• _What the task requires_: Your copy must hold all of the data below, unchanged and without images.
[[ Dataset extract open ]]
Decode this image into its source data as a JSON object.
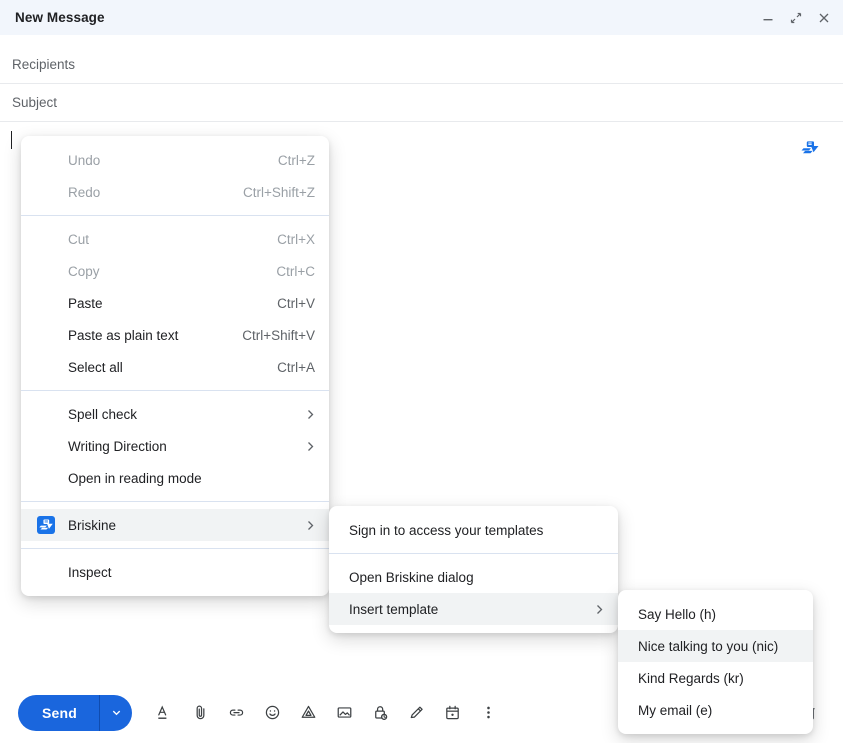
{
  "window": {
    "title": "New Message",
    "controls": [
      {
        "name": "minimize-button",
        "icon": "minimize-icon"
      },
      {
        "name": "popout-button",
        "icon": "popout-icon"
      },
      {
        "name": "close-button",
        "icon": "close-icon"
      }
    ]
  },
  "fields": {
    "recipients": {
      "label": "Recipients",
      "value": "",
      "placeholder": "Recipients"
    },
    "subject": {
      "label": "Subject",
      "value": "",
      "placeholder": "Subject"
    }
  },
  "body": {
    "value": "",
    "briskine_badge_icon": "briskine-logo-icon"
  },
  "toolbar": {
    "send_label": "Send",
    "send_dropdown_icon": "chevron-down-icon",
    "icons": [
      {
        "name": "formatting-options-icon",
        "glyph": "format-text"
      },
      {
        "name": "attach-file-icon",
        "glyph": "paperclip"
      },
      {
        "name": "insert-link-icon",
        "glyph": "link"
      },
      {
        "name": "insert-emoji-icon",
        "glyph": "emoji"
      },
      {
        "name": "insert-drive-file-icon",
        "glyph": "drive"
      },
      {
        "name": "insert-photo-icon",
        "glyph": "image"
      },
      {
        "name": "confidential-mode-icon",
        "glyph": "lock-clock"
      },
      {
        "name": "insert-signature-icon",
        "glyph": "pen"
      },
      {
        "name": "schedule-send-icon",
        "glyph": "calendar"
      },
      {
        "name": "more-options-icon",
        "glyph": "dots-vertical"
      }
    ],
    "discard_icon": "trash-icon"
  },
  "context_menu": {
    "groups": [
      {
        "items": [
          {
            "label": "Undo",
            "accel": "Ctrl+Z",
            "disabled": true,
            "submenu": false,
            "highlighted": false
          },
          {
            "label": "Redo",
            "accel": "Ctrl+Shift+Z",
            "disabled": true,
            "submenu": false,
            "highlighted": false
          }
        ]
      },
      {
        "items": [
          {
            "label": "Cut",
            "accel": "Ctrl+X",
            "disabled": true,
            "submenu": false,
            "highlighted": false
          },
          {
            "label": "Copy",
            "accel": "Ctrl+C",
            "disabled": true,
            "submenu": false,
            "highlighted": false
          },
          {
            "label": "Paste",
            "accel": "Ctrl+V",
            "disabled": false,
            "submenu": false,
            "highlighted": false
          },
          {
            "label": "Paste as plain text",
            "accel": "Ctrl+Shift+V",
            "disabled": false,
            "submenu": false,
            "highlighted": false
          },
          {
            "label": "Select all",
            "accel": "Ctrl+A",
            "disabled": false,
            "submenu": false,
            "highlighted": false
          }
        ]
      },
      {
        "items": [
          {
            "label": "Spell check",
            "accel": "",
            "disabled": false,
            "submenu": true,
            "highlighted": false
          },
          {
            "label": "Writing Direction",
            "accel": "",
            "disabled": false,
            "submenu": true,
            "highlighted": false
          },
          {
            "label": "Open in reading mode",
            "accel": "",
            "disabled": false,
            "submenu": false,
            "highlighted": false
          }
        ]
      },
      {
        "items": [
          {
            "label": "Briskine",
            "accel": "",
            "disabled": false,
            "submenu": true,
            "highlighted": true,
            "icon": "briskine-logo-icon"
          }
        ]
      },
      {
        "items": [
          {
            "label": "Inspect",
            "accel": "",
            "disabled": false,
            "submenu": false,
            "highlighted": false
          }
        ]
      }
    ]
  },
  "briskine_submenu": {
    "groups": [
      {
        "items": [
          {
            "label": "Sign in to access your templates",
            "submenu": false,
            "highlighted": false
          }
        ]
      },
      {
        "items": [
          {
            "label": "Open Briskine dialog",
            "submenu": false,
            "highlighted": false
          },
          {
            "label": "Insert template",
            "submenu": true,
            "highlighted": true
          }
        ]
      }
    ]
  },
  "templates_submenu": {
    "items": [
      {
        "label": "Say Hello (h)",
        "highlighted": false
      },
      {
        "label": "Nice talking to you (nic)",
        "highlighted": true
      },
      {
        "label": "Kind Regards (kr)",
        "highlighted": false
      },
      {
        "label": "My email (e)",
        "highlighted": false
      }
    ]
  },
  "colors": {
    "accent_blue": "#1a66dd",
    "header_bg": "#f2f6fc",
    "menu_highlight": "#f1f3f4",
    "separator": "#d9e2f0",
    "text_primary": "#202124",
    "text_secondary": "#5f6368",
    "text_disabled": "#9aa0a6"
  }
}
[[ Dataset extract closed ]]
• _Task result_:
Decode this image into its source data as a JSON object.
{
  "window": {
    "title": "New Message",
    "controls": [
      {
        "name": "minimize-button",
        "icon": "minimize-icon"
      },
      {
        "name": "popout-button",
        "icon": "popout-icon"
      },
      {
        "name": "close-button",
        "icon": "close-icon"
      }
    ]
  },
  "fields": {
    "recipients": {
      "label": "Recipients",
      "value": "",
      "placeholder": "Recipients"
    },
    "subject": {
      "label": "Subject",
      "value": "",
      "placeholder": "Subject"
    }
  },
  "body": {
    "value": "",
    "briskine_badge_icon": "briskine-logo-icon"
  },
  "toolbar": {
    "send_label": "Send",
    "send_dropdown_icon": "chevron-down-icon",
    "icons": [
      {
        "name": "formatting-options-icon",
        "glyph": "format-text"
      },
      {
        "name": "attach-file-icon",
        "glyph": "paperclip"
      },
      {
        "name": "insert-link-icon",
        "glyph": "link"
      },
      {
        "name": "insert-emoji-icon",
        "glyph": "emoji"
      },
      {
        "name": "insert-drive-file-icon",
        "glyph": "drive"
      },
      {
        "name": "insert-photo-icon",
        "glyph": "image"
      },
      {
        "name": "confidential-mode-icon",
        "glyph": "lock-clock"
      },
      {
        "name": "insert-signature-icon",
        "glyph": "pen"
      },
      {
        "name": "schedule-send-icon",
        "glyph": "calendar"
      },
      {
        "name": "more-options-icon",
        "glyph": "dots-vertical"
      }
    ],
    "discard_icon": "trash-icon"
  },
  "context_menu": {
    "groups": [
      {
        "items": [
          {
            "label": "Undo",
            "accel": "Ctrl+Z",
            "disabled": true,
            "submenu": false,
            "highlighted": false
          },
          {
            "label": "Redo",
            "accel": "Ctrl+Shift+Z",
            "disabled": true,
            "submenu": false,
            "highlighted": false
          }
        ]
      },
      {
        "items": [
          {
            "label": "Cut",
            "accel": "Ctrl+X",
            "disabled": true,
            "submenu": false,
            "highlighted": false
          },
          {
            "label": "Copy",
            "accel": "Ctrl+C",
            "disabled": true,
            "submenu": false,
            "highlighted": false
          },
          {
            "label": "Paste",
            "accel": "Ctrl+V",
            "disabled": false,
            "submenu": false,
            "highlighted": false
          },
          {
            "label": "Paste as plain text",
            "accel": "Ctrl+Shift+V",
            "disabled": false,
            "submenu": false,
            "highlighted": false
          },
          {
            "label": "Select all",
            "accel": "Ctrl+A",
            "disabled": false,
            "submenu": false,
            "highlighted": false
          }
        ]
      },
      {
        "items": [
          {
            "label": "Spell check",
            "accel": "",
            "disabled": false,
            "submenu": true,
            "highlighted": false
          },
          {
            "label": "Writing Direction",
            "accel": "",
            "disabled": false,
            "submenu": true,
            "highlighted": false
          },
          {
            "label": "Open in reading mode",
            "accel": "",
            "disabled": false,
            "submenu": false,
            "highlighted": false
          }
        ]
      },
      {
        "items": [
          {
            "label": "Briskine",
            "accel": "",
            "disabled": false,
            "submenu": true,
            "highlighted": true,
            "icon": "briskine-logo-icon"
          }
        ]
      },
      {
        "items": [
          {
            "label": "Inspect",
            "accel": "",
            "disabled": false,
            "submenu": false,
            "highlighted": false
          }
        ]
      }
    ]
  },
  "briskine_submenu": {
    "groups": [
      {
        "items": [
          {
            "label": "Sign in to access your templates",
            "submenu": false,
            "highlighted": false
          }
        ]
      },
      {
        "items": [
          {
            "label": "Open Briskine dialog",
            "submenu": false,
            "highlighted": false
          },
          {
            "label": "Insert template",
            "submenu": true,
            "highlighted": true
          }
        ]
      }
    ]
  },
  "templates_submenu": {
    "items": [
      {
        "label": "Say Hello (h)",
        "highlighted": false
      },
      {
        "label": "Nice talking to you (nic)",
        "highlighted": true
      },
      {
        "label": "Kind Regards (kr)",
        "highlighted": false
      },
      {
        "label": "My email (e)",
        "highlighted": false
      }
    ]
  },
  "colors": {
    "accent_blue": "#1a66dd",
    "header_bg": "#f2f6fc",
    "menu_highlight": "#f1f3f4",
    "separator": "#d9e2f0",
    "text_primary": "#202124",
    "text_secondary": "#5f6368",
    "text_disabled": "#9aa0a6"
  }
}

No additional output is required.